Sprinkle was transfixed by the headband with the bells on it.
As the tortoiseshell kitten stared intently at the source of the sound, Ashton Keenan clicked away with a camera in one hand and the novelty headband in the other, capturing the moment.
Keenan, an adoption counselor at the Animal Protective Association of Missouri, took the portrait on a recent morning in the shelter’s new studio in the St. Louis suburb of Brentwood. A studio light hovered over Keenan’s shoulder as Sprinkle perched on a blue muslin sheet.
The studio, opened this year in a converted laundry room, is part of a “Meet the Real Me,” a pilot program funded by St. Louis-based Nestle Purina PetCare.
Launched at the APA, “Meet the Real Me” has expanded to nine other local animal shelters in recent weeks. The goal is to improve shelter photography so more abandoned and stray dogs and cats are adopted, said Pamela Hill, marketing manager for Purina’s pet welfare team.
If the program is successful here, Purina, the country’s largest pet food maker, said it may be expanded to other cities nationwide.
“We know that the old photos were ineffective because they didn’t adequately show the personality of the animal,” said Steve Kaufman, the APA’s executive director.
Shelters often take photos of animals when they first arrive, and their faces show the stress the animals are under, Kaufman said. Or, photos are taken with a sterile shelter backdrop with lighting that doesn’t accentuate the animals’ features.
Using training from a professional photographer, APA employees now use techniques that better highlight the animals’ personalities, and use backdrops that aren’t distracting.
Training videos, cameras, backdrops and other tools were donated by Purina to the St. Louis area shelters, as part of the $10 million the company spends annually on pet welfare programs. Some resources for shelters, including photography tips, are available on the website www.meettherealme.org. “What we’re trying to do is make a positive change in the number of pets that are adopted, versus just a dollar donation,” Purina’s Hill said.

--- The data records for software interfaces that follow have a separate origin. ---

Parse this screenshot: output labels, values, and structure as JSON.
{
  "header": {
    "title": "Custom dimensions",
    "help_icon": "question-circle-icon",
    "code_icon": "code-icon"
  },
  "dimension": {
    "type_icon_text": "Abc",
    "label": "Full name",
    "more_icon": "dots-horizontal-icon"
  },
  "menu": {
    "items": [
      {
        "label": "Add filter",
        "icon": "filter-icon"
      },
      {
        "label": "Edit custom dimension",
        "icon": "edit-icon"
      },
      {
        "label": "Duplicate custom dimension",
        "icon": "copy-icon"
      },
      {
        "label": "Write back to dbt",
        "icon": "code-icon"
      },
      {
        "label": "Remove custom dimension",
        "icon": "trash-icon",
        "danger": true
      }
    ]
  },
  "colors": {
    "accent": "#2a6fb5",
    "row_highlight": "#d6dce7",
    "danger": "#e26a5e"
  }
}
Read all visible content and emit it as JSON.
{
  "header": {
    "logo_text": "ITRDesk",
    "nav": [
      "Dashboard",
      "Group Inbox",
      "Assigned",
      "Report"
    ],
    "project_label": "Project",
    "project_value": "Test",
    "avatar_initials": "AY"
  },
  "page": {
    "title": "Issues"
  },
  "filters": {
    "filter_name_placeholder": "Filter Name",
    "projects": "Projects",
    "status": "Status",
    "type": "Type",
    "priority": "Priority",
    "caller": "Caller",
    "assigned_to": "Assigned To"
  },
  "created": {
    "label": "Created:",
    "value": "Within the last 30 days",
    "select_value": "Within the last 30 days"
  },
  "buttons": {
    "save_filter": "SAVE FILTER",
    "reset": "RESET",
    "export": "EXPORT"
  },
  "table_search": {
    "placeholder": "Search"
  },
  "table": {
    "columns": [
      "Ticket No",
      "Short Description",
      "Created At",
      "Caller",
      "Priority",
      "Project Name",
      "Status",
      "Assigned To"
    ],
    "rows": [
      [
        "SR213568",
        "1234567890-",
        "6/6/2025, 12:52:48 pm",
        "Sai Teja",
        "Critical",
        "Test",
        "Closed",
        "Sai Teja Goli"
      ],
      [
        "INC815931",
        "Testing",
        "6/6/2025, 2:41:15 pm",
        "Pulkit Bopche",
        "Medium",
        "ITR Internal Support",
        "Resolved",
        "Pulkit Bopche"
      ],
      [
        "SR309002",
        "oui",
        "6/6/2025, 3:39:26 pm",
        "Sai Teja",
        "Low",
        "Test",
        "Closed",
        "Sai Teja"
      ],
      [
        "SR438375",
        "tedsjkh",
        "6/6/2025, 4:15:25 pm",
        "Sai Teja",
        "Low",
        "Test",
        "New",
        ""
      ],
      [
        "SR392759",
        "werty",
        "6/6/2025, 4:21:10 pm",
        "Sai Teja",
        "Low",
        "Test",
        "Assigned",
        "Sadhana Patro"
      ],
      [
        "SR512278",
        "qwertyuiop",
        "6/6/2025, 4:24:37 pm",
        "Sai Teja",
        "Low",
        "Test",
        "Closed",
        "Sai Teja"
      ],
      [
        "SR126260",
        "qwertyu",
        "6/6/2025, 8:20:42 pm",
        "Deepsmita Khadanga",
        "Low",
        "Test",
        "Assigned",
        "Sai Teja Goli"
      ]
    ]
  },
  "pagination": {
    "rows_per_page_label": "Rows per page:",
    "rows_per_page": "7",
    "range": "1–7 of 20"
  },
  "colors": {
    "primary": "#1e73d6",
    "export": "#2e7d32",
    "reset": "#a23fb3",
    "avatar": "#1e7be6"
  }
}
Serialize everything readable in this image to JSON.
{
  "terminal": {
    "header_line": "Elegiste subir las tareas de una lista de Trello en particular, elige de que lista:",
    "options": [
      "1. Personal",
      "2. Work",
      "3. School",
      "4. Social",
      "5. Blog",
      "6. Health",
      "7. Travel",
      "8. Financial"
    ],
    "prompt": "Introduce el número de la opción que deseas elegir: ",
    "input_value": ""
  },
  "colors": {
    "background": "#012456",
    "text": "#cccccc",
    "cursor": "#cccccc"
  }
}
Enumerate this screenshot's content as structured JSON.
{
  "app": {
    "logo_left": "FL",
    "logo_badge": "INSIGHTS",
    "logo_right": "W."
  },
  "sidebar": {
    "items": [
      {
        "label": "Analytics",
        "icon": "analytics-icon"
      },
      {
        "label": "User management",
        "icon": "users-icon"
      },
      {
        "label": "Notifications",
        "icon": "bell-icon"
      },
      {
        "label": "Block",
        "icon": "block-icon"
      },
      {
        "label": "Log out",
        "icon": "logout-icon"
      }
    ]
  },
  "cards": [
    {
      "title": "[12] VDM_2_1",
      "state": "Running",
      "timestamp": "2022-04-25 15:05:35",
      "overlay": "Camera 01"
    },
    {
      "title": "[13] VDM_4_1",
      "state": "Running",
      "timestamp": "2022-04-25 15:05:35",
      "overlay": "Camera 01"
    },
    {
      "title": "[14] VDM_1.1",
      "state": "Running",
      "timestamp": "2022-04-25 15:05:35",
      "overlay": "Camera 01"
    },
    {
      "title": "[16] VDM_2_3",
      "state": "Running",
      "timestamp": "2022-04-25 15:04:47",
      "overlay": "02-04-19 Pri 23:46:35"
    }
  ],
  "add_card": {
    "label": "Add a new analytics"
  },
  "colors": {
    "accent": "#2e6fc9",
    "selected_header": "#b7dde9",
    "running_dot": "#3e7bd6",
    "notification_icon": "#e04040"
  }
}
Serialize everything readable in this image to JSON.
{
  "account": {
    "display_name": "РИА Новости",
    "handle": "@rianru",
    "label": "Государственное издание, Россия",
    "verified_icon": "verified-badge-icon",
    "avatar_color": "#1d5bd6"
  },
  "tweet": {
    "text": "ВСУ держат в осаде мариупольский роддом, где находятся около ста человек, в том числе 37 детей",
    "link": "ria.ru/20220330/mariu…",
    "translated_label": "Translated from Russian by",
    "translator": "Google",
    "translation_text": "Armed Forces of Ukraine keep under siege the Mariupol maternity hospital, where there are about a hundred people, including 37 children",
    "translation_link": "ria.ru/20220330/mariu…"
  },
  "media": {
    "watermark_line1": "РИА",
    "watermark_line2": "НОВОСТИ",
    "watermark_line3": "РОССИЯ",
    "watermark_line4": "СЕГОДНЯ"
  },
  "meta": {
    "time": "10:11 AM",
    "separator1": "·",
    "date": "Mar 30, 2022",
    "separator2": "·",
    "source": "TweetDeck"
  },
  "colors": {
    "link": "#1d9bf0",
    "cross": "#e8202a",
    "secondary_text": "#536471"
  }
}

Over the past two years, Purina conducted focus groups to determine what drives the hesitation some people have about adopting a shelter animal. Only about 27 percent of household cats and dogs in the U.S. come from shelters, according to a Purina study.
“We’ve done quantitative studies and focus groups, and the main barrier to adoption is they’re afraid what behavior the pet will have once they bring it home,” Hill said. “It’s really rare to see positive images for shelter pets. We think just seeing these images will change their opinion and help them consider a shelter pet.”
To develop “Meet the Real Me,” Purina enlisted the services of photographer Nanette Martin, co-founder and executive director of Shelter Me Photography, a nonprofit group based in suburban Denver. After Hurricane Katrina in 2005, Martin photographed search and rescue efforts for People magazine, and took photos of stranded and lost animals. Martin began teaching workshops at shelters nationwide spurred by her experience in New Orleans.
As part of Purina’s program, Martin traveled to St. Louis this fall to train employees at 10 St. Louis shelters on how to take photos that better connect animals with people. Instead of taking a photo from a perspective above an animal, for example, she trained shelter staff how to get down on the animal’s level, with the pet looking into the camera. The animals’ bodies should fill the frame of the photo, she also advised.
“Do whatever it takes to get the animal’s attention, so they’re looking directly into the lens,” Martin said. “When a person looks into the eye of an animal, that’s when the emotional connection can start.”
She also suggests shelters use a clean and simple background, such as a blanket or pet bed, so the focus is on the animal.
On social media, people who view the photos are responding favorably and sharing the images more than in the past, which widens the pool of potential adoptive families, Kaufman said. “We now have the public acting as cheerleaders,” he said. “Animal advocates are sharing the photos with their friends.”
For Mina Karr, seeing a photo of a poodle named Chloe wearing a bandana was enough to spur her to head to the APA in late November. Karr, 30, had poodles growing up and wanted a companion for her 7-year-old beagle, Chase. “The picture brought us in, the way they captured her image,” Karr said. “She looked really good in the picture.”
The APA plans to expand the photo studio to include videos that can be shared on social media sites, such as Vine.
“It’s working for us,” Kaufman said of the photos. “Good photography helps change the perceptions some people have about shelter animals. It shows that instead of being fearful or scared, the animals are friendly and outgoing.”